- Simple Exponential Smoothing (SES): forecast use weighted average where the weight decrease as the observations come further from the past.
- Holt’s Linear Trend: extend exponential smoothing to allow forecasting of data with a trend - Holt (1957). As it tends to over-forecast, you can “dampen” the trend by using a Damped Holt Method - Gardner & McKenzie (1985).
- Holt-Winters: include seasonality in your forecast. Very valuable for most time series observed by an SRE. It can be easily added to any graph using Prometheus, Graphite, etc.
- Autoregressive Integrated Moving Average (ARIMA): while the previous models look at trend and seasonality, ARIMA (and Seasonal ARIMA) try to separate the signal from the noise.
- Long short-term memory (LSTM): a recurrent neural network (RNN) that can learn long sequences of observations based on multiple input vectors.
This is just to name a few, though they are commonly used to build dashboards and drive capacity planning efforts.
Use Case: Adobe SRE, for our Adobe Analytics service, leverage an RNN model to forecast highly seasonal customer traffic and drive capacity planning of its on-prem infrastructure.
4. Anomaly Detection and Self-Healing
Let’s clear the confusion now.
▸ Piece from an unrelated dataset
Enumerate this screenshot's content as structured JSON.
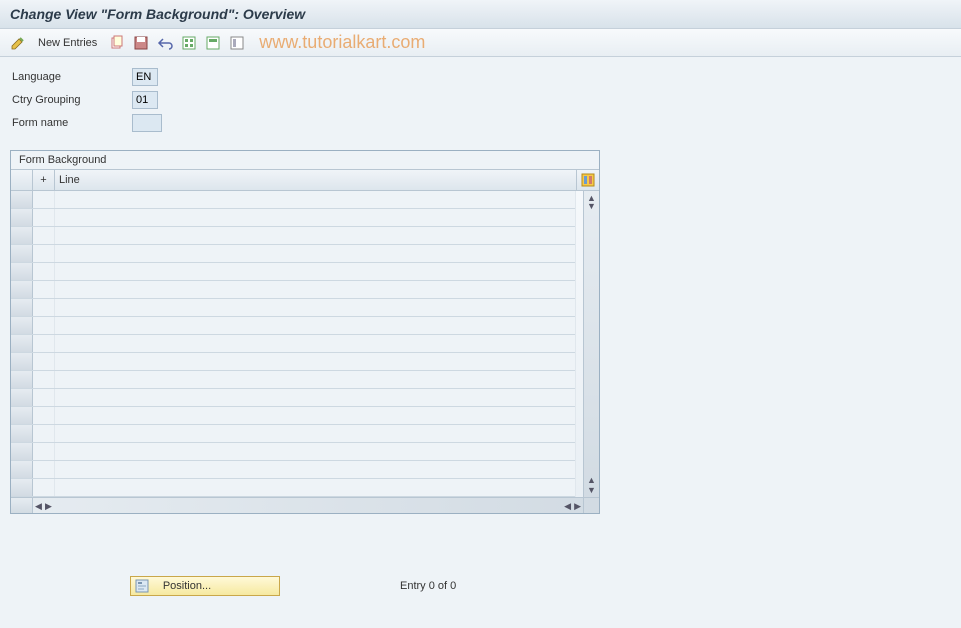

Threshold alert is not anomaly detection. SRE will look at implementing a cluster analysis algorithm to classify the outliers. It can be either supervised, unsupervised, or semi-supervised depending on the scenario.
In data mining, anomaly detection (also outlier detection) is the identification of rare items, events or observations which raise suspicions by differing significantly from the majority of the data. Wikipedia, Anomaly detection
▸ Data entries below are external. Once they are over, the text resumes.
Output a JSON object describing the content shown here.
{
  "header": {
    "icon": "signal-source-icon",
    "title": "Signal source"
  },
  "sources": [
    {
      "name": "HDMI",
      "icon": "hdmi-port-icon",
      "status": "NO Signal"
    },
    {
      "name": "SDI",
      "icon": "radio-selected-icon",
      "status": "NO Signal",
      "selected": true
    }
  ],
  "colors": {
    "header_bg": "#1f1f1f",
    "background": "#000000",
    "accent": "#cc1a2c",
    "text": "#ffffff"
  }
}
With appropriate anomaly detection, SRE can implement self-healing technique into their systems that will allow pro-active capacity planning or correction to ensure service availability. It goes beyond action based on time series and pre-defined static threshold.
Use Case: Adobe SRE, for its Adobe Experience Platform, use forecasting and machine learning techniques to define in real-time dynamic thresholds that drive corrective actions to prevent incidents or capacity issues.
5. Risk Classification Of Changes Plugged into a CI/CD pipeline
As I mentioned earlier, systems are getting more complicated and hard to understand while a large part of the SRE role is to embrace and manage risk. It becomes increasingly tricky to understand the impact of every changes or test for every scenario before they are “canary released” in production. At the 2018 ISSRE Keynotes “When Software Reliability Engineering Meets Artificial Intelligence” professor Michael R. Lyu, from the Chinese University of Hong-Kong, presented novel technique to correlate user feedbacks comments to code regression. SRE can leverage their CI/CD pipeline to add a lot of safety-net and increase understanding of risks. By leveraging natural language processing, a lot of information can be extracted from Git commit, Tickets, and ChangeLogs. That information can be used to forecast and classify the risk of a change before it goes to production and then provide a recommendation on corrective action or require additional peer-review.
Use Case: Adobe SRE reviewed over 40,000 change logs in the past year to build a model that can predict with over 95% accuracy the risk of an incident due to change while keeping the noise of change notification below 5%. See below slide for more details.
See my presentation slides on SlideShare: Improving Adobe Experience Cloud Services Dependability with Machine Learning
Beyond the Basics
It doesn’t stop here. I can see a lot more opportunities for SRE to leverage ML to improve services dependability at scale and reduce toil. Few examples that come to my mind:
- ML model to identify drifts in a configuration that can lead to a fault
- ML model to automate the tuning of systems configuration and reach optimal performances
- ML model to detect UX regressions or degradation by integrating with RUM data
- ML model to simplify and automate incident troubleshooting and root cause analysis etc.
What are your thoughts? Where do you see the future of ML in an SRE world?